With more than one million tickets sold ahead of tonight's draw, you might assume your chances of hitting the jackpot become slimmer with every ticket sale.
But, as University of Otago statistician Dr Matthew Parry earlier told the Herald, you'd be wrong to think so.
"The probability of winning doesn't change, that's always fixed no matter how many people are playing in the lottery," he said.
"It just depends on the numbers that come out [but the] more people play, more people are likely to win so, therefore, your payout slightly gets smaller."
But with your chances of winning Powerball are still slim - at around one in 38 million.
Last week, heavy traffic to the My Lotto website just before the draw caused trouble for players checking in to see if they'd struck gold.
The My Lotto website warned of potential problems accessing the site.
A visit to a special room complete with chocolate, champagne and tissues, at Lotto's head office in Auckland awaits the lucky winner.
They'll also receive a book full of tips of how to handle the life-changing win.
"The decision about what you do with your winnings is entirely yours - you will shape your future," the 60-page book states.
"We hope this booklet helps you to understand the steps ahead of you, make your goals easier to reach and, of course, enjoy your winnings!
"We wish you all the best for the future, and hope you'll look back on the day you found out you were a winner as one of the happiest days of your life."
But tomorrow is not the day to start spending newfound millions, Lotto winners are warned.
Craig Offwood from ANZ's Private Bank team told The Herald the moments after striking gold were "definitely not" the time to make any rash decisions.
"From our experience, it's clear what winners do with their prize has a huge impact on the rest of their lives."
Seeking professional advice was an important step in the days after people came into a significant amount of money, Offwood said.
"Many people will inherit money at some point in their life, and although the sum may be less than a Lotto jackpot, the challenge is always the same," he said.
"Over the years, we have seen some great success stories.
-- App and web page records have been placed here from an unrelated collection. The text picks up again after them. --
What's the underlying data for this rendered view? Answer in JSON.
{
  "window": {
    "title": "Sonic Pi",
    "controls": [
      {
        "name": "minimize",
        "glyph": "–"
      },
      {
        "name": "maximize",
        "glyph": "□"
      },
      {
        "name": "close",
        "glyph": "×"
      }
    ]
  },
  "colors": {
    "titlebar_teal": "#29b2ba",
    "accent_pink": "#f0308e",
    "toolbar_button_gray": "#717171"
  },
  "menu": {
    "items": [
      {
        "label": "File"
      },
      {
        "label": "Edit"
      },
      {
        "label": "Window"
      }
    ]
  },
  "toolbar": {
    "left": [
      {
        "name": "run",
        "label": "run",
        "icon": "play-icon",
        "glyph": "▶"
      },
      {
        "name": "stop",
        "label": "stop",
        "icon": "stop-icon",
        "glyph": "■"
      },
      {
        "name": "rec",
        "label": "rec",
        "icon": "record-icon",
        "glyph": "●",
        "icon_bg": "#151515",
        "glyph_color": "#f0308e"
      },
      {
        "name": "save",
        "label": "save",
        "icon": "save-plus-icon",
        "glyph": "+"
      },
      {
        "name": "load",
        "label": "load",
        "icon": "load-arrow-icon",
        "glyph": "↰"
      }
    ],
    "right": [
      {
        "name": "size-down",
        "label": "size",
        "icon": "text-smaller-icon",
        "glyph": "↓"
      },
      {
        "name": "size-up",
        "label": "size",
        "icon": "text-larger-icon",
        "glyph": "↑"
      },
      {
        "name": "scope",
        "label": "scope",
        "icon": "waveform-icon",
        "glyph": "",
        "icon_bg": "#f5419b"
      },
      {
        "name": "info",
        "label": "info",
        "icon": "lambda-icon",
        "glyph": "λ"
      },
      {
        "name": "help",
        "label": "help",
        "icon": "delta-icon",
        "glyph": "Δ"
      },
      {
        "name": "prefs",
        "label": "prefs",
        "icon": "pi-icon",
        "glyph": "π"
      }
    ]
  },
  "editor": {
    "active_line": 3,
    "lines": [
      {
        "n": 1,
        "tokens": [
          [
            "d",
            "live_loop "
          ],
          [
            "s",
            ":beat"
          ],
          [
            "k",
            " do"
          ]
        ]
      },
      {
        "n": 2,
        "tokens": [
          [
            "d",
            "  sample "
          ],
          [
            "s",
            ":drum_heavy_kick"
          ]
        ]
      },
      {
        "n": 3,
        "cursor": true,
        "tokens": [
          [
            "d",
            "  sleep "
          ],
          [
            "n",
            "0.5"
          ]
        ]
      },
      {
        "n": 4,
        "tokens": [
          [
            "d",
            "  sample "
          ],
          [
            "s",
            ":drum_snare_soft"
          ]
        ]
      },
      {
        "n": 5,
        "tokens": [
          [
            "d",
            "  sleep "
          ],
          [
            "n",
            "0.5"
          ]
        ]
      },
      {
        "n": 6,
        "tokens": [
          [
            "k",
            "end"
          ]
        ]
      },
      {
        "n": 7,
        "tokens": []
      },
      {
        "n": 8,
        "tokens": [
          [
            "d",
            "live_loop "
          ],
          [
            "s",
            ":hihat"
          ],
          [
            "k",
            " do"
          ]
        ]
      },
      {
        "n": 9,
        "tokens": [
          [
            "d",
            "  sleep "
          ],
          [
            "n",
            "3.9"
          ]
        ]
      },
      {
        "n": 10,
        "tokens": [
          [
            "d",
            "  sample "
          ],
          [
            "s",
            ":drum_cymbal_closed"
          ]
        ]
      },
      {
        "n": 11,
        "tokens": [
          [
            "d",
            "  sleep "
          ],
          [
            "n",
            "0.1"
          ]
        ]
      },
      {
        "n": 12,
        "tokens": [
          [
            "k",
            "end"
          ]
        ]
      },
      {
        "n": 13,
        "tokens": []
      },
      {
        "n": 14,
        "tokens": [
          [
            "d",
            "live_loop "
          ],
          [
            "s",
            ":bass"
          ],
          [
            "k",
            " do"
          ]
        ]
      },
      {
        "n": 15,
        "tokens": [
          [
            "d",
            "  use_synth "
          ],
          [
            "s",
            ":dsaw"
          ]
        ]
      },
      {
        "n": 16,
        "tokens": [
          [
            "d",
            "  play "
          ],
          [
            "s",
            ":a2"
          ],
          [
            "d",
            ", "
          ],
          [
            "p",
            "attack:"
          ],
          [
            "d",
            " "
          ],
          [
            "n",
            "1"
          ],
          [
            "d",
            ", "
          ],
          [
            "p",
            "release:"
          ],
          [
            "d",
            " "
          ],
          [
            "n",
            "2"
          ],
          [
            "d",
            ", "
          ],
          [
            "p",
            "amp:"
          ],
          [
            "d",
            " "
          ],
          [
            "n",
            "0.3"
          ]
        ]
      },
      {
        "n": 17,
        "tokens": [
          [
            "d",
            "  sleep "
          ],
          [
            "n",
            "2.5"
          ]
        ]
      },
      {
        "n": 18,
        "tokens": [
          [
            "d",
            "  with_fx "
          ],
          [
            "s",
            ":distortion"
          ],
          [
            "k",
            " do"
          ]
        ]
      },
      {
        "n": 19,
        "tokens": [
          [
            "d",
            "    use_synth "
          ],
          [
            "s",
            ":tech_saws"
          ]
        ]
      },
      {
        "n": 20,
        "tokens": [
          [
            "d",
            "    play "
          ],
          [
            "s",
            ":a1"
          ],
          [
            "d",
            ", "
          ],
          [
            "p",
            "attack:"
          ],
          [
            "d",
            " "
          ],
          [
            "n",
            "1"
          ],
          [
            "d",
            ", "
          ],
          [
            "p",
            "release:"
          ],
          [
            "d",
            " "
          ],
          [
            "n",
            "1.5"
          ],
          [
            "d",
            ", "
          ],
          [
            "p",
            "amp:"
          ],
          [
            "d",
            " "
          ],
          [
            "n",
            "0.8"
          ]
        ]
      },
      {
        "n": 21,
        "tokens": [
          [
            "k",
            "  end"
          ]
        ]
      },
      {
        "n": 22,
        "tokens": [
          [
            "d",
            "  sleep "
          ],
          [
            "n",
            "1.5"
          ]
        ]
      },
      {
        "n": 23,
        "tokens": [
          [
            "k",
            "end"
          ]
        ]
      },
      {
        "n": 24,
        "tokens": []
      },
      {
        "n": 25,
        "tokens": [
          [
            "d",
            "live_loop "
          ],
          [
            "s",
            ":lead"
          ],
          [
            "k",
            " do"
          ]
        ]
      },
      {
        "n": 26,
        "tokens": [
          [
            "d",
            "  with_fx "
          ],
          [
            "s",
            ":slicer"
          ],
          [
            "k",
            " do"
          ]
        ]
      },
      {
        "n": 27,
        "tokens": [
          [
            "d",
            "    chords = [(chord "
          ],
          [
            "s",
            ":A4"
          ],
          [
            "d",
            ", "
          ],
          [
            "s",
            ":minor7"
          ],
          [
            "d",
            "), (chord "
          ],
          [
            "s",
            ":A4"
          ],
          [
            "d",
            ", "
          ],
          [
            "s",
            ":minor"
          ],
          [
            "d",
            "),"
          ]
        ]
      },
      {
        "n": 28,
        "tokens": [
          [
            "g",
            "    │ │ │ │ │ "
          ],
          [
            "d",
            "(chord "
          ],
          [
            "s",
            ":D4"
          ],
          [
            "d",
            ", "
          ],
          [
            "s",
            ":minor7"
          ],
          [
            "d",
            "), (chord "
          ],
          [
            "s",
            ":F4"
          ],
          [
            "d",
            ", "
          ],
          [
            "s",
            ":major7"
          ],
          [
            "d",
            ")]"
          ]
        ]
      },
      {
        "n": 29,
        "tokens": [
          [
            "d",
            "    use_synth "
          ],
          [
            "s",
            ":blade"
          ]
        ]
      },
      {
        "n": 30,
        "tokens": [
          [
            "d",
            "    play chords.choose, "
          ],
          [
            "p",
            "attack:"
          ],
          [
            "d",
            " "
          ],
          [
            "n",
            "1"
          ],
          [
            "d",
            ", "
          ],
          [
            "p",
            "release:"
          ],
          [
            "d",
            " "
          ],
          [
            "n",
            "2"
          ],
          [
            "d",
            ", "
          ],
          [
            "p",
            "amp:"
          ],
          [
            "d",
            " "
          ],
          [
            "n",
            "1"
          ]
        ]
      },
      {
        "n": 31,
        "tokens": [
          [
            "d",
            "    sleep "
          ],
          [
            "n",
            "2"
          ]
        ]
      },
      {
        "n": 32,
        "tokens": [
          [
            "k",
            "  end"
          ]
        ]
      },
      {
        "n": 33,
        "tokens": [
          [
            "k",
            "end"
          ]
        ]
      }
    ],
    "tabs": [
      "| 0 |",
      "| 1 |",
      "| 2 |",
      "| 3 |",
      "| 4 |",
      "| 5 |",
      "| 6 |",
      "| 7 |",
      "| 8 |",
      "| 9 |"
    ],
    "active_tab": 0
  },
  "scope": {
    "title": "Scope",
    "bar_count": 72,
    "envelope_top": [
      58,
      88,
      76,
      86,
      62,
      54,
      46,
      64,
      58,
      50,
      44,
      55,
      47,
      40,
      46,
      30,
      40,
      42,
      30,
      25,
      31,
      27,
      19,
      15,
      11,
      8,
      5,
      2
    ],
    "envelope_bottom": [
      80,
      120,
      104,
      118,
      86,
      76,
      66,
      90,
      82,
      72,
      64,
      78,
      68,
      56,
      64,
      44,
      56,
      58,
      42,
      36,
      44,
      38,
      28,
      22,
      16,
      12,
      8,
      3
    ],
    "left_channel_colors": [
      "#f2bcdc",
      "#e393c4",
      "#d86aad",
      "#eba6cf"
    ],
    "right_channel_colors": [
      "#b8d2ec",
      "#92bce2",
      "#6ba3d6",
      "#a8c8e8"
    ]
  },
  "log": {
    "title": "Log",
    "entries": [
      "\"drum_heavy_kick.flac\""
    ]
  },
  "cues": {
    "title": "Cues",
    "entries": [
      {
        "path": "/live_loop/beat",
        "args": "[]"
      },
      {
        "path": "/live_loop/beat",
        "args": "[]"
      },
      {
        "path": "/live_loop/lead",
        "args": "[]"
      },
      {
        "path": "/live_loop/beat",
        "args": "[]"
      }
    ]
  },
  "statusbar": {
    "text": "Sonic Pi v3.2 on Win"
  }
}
Equally, there have been some cases where they have squandered their jackpot.
"After failing to heed advice, they have gone on a spending spree with the unfortunate belief the winnings would last forever.
"The last thing you want is to find yourself with no money in 10 years' time."
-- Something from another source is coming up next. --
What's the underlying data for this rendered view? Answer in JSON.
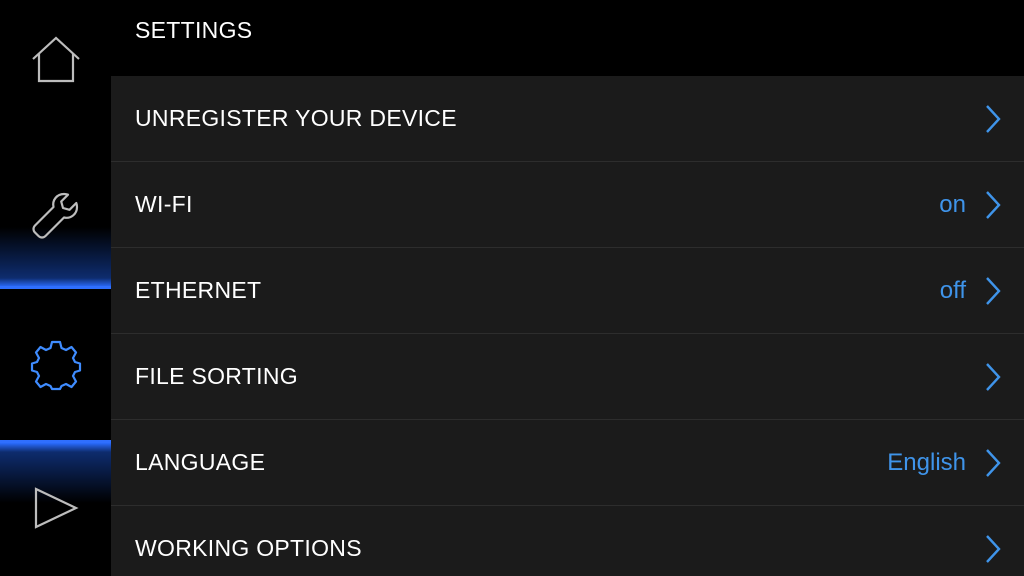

However they'll likely have enough to splurge on a set of bagpipes, a gastric bypass, Prada shoes, or whatever takes their fancy, in the vein of past Lotto winners.
According the Winners' Book, most Powerball winners splashed on a new house, paid off mortgages, helped family members travelled overseas and donated to charity.
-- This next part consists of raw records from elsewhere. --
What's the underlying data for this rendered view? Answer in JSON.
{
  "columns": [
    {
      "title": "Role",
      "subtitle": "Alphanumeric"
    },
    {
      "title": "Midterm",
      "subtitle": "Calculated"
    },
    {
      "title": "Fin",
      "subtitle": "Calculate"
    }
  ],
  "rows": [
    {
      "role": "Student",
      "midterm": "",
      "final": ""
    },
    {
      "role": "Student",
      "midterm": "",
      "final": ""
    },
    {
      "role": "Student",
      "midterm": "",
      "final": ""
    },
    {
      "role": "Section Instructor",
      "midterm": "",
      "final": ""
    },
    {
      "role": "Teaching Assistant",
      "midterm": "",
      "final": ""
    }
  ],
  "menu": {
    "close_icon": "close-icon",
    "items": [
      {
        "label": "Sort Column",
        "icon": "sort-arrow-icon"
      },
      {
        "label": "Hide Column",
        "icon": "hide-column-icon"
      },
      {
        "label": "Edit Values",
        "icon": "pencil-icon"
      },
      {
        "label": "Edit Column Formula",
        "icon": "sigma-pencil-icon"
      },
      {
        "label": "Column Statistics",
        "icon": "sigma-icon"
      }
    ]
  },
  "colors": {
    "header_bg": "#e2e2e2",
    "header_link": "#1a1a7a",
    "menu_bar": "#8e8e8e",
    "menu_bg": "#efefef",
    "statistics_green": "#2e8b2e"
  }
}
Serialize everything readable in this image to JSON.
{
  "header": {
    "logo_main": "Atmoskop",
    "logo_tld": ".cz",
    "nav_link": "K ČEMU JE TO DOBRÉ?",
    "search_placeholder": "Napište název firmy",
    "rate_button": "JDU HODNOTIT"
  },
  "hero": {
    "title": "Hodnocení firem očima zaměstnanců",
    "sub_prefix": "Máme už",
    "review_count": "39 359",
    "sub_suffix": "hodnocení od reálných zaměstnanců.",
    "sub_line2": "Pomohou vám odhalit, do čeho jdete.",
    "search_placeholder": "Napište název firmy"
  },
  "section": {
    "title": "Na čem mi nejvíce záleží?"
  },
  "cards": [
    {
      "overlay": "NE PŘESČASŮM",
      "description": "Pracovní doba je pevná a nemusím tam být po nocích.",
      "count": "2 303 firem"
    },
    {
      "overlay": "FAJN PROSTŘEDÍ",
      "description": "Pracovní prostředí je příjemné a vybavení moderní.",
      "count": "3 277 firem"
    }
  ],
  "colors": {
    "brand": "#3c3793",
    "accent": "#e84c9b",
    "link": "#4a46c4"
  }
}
But for others, professional tattoos, face lifts, fertility treatment and even a buffalo-hunting trip fit the bill.
Two lucky Powerball winners won $19.1m each in October last year, sharing the same ticket numbers for a $38m draw.
Four months on, one of the pair has just bought their dream house, even if she still drives the same $2000 car from before her days as a multi-millionaire.
"We've always dreamt of owning our own home and now it's a reality – though it's still quite hard to believe."
Both winners of the $38m draw told the future Powerball winner to keep things simple.
"My top piece of advice is to take your time, make sure you have a solid plan in place, and you have a financial adviser that you're comfortable with," one said.
Previous winners' advice
• Think before you spend: It's best to spend some time to think about your win and what you really want to do with the money before you start forking out;
• Secrecy: Be really careful who you decide to tell about your good fortune;
• Financial advice: Getting help from a professional, they know what they're up to;
• Have fun: It's important to remember to take time to do the things you've always wanted to do for fun, once you've locked in funds for the future.